:: TASK DIRECTIONS ::
Check every line of the entries that follow, and copy the ones containing "JSON".

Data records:
=== Begin Enclosure ===

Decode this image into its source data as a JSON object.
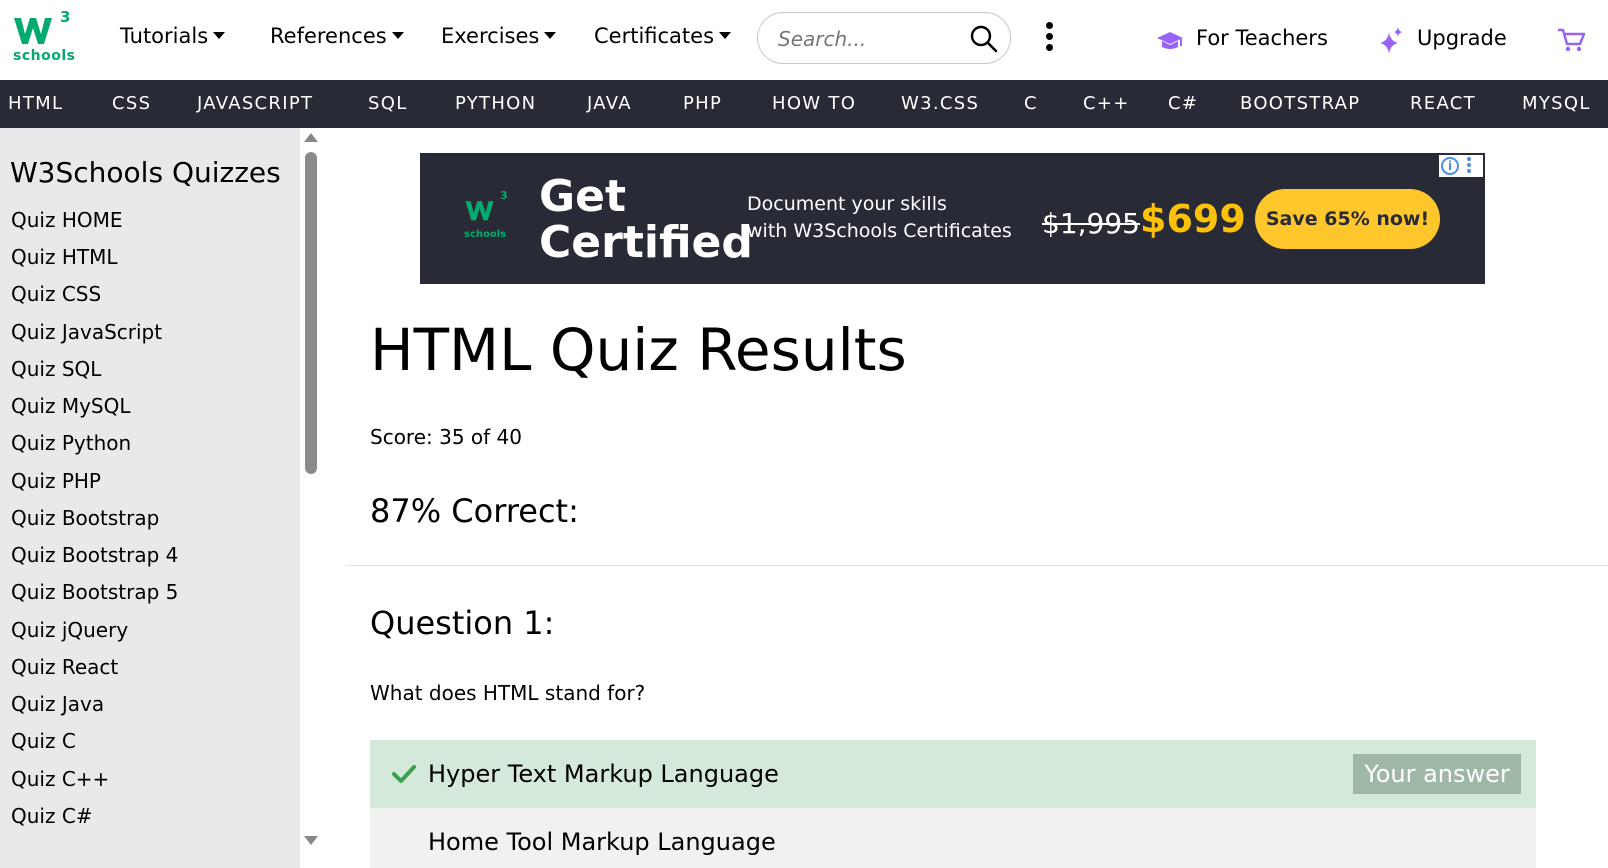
{
  "header": {
    "logo_text": "w3",
    "logo_sup": "3",
    "logo_sub": "schools",
    "nav": [
      {
        "label": "Tutorials"
      },
      {
        "label": "References"
      },
      {
        "label": "Exercises"
      },
      {
        "label": "Certificates"
      }
    ],
    "search_placeholder": "Search...",
    "for_teachers": "For Teachers",
    "upgrade": "Upgrade",
    "accent_color": "#04aa6d",
    "purple_icon_color": "#9763f6"
  },
  "subnav": {
    "items": [
      "HTML",
      "CSS",
      "JAVASCRIPT",
      "SQL",
      "PYTHON",
      "JAVA",
      "PHP",
      "HOW TO",
      "W3.CSS",
      "C",
      "C++",
      "C#",
      "BOOTSTRAP",
      "REACT",
      "MYSQL"
    ],
    "background": "#282a35"
  },
  "sidebar": {
    "title": "W3Schools Quizzes",
    "items": [
      "Quiz HOME",
      "Quiz HTML",
      "Quiz CSS",
      "Quiz JavaScript",
      "Quiz SQL",
      "Quiz MySQL",
      "Quiz Python",
      "Quiz PHP",
      "Quiz Bootstrap",
      "Quiz Bootstrap 4",
      "Quiz Bootstrap 5",
      "Quiz jQuery",
      "Quiz React",
      "Quiz Java",
      "Quiz C",
      "Quiz C++",
      "Quiz C#"
    ]
  },
  "ad": {
    "logo_text": "w3",
    "logo_sup": "3",
    "logo_sub": "schools",
    "headline_1": "Get",
    "headline_2": "Certified",
    "line_1": "Document your skills",
    "line_2": "with W3Schools Certificates",
    "old_price": "$1,995",
    "new_price": "$699",
    "cta": "Save 65% now!",
    "info_icon": "i"
  },
  "main": {
    "title": "HTML Quiz Results",
    "score": "Score: 35 of 40",
    "percent": "87% Correct:",
    "question_heading": "Question 1:",
    "question_text": "What does HTML stand for?",
    "answers": [
      {
        "text": "Hyper Text Markup Language",
        "status": "correct",
        "badge": "Your answer"
      },
      {
        "text": "Home Tool Markup Language",
        "status": "other"
      }
    ]
  }
}
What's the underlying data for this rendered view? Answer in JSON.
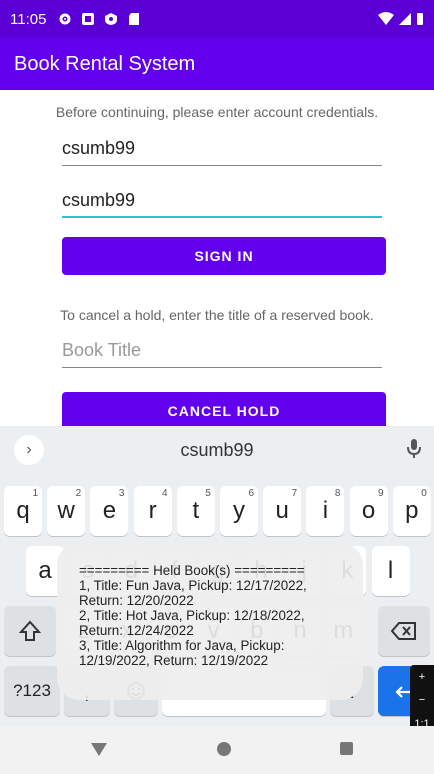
{
  "status_bar": {
    "time": "11:05"
  },
  "app_bar": {
    "title": "Book Rental System"
  },
  "login": {
    "instruction": "Before continuing, please enter account credentials.",
    "username_value": "csumb99",
    "password_value": "csumb99",
    "sign_in_label": "SIGN IN"
  },
  "hold": {
    "instruction": "To cancel a hold, enter the title of a reserved book.",
    "title_placeholder": "Book Title",
    "cancel_label": "CANCEL HOLD"
  },
  "keyboard": {
    "suggestion": "csumb99",
    "row1": [
      {
        "k": "q",
        "n": "1"
      },
      {
        "k": "w",
        "n": "2"
      },
      {
        "k": "e",
        "n": "3"
      },
      {
        "k": "r",
        "n": "4"
      },
      {
        "k": "t",
        "n": "5"
      },
      {
        "k": "y",
        "n": "6"
      },
      {
        "k": "u",
        "n": "7"
      },
      {
        "k": "i",
        "n": "8"
      },
      {
        "k": "o",
        "n": "9"
      },
      {
        "k": "p",
        "n": "0"
      }
    ],
    "row2": [
      "a",
      "s",
      "d",
      "f",
      "g",
      "h",
      "j",
      "k",
      "l"
    ],
    "row3": [
      "z",
      "x",
      "c",
      "v",
      "b",
      "n",
      "m"
    ],
    "symbols_label": "?123",
    "comma_label": ",",
    "period_label": "."
  },
  "toast": {
    "lines": [
      "========= Held Book(s) =========",
      "1, Title: Fun Java, Pickup: 12/17/2022,",
      "Return: 12/20/2022",
      "2, Title: Hot Java, Pickup: 12/18/2022,",
      "Return: 12/24/2022",
      "3, Title: Algorithm for Java, Pickup:",
      "12/19/2022, Return: 12/19/2022"
    ]
  },
  "side_pill": {
    "plus": "+",
    "minus": "−",
    "ratio": "1:1"
  }
}
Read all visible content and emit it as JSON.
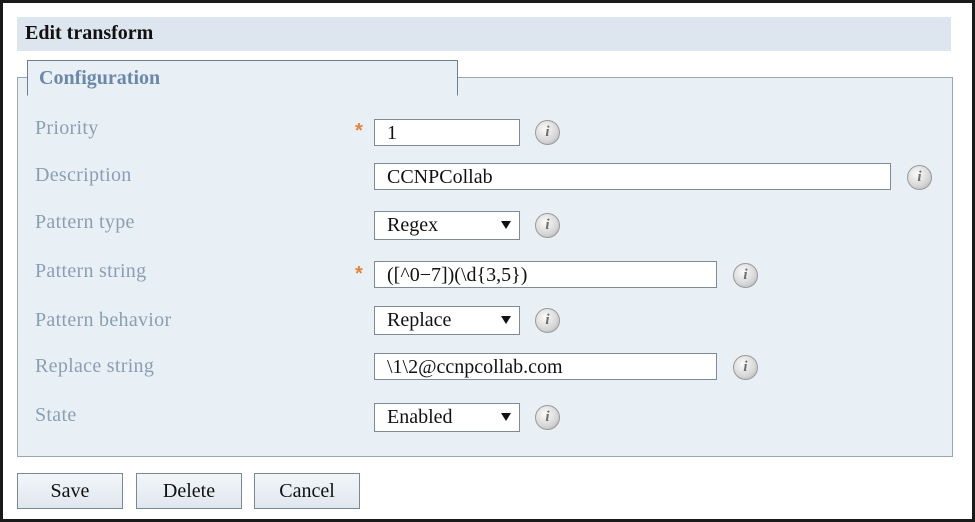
{
  "header": {
    "title": "Edit transform"
  },
  "section": {
    "legend": "Configuration"
  },
  "form": {
    "priority": {
      "label": "Priority",
      "required_mark": "*",
      "value": "1"
    },
    "description": {
      "label": "Description",
      "value": "CCNPCollab"
    },
    "pattern_type": {
      "label": "Pattern type",
      "value": "Regex"
    },
    "pattern_string": {
      "label": "Pattern string",
      "required_mark": "*",
      "value": "([^0−7])(\\d{3,5})"
    },
    "pattern_behavior": {
      "label": "Pattern behavior",
      "value": "Replace"
    },
    "replace_string": {
      "label": "Replace string",
      "value": "\\1\\2@ccnpcollab.com"
    },
    "state": {
      "label": "State",
      "value": "Enabled"
    }
  },
  "info_icon": {
    "glyph": "i"
  },
  "actions": {
    "save": "Save",
    "delete": "Delete",
    "cancel": "Cancel"
  },
  "colors": {
    "header_bg": "#dde6ee",
    "panel_bg": "#e8eff5",
    "legend_text": "#6b88a8",
    "label_text": "#8a9fb3",
    "required": "#e0863a"
  }
}
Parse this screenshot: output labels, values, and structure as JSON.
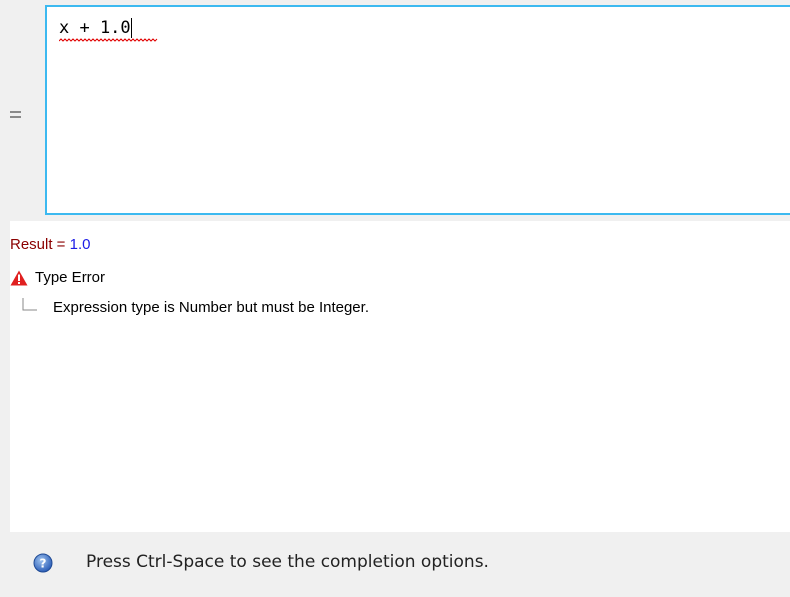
{
  "editor": {
    "expression": "x + 1.0",
    "gutter_icon": "drag-handle-icon",
    "focus_border_color": "#3cb9f0"
  },
  "result": {
    "label": "Result = ",
    "value": "1.0",
    "label_color": "#8b0000",
    "value_color": "#1a1ae6"
  },
  "error": {
    "icon": "warning-icon",
    "title": "Type Error",
    "detail": "Expression type is Number but must be Integer.",
    "icon_color": "#e02020"
  },
  "status_bar": {
    "icon": "info-icon",
    "message": "Press Ctrl-Space to see the completion options."
  }
}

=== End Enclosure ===

:: RESPONSE TO THE EXERCISE ::
Decode this image into its source data as a JSON object.
What's the underlying data for this rendered view? Answer in JSON.
Read all visible content and emit it as JSON.
Parse this screenshot: output labels, values, and structure as JSON.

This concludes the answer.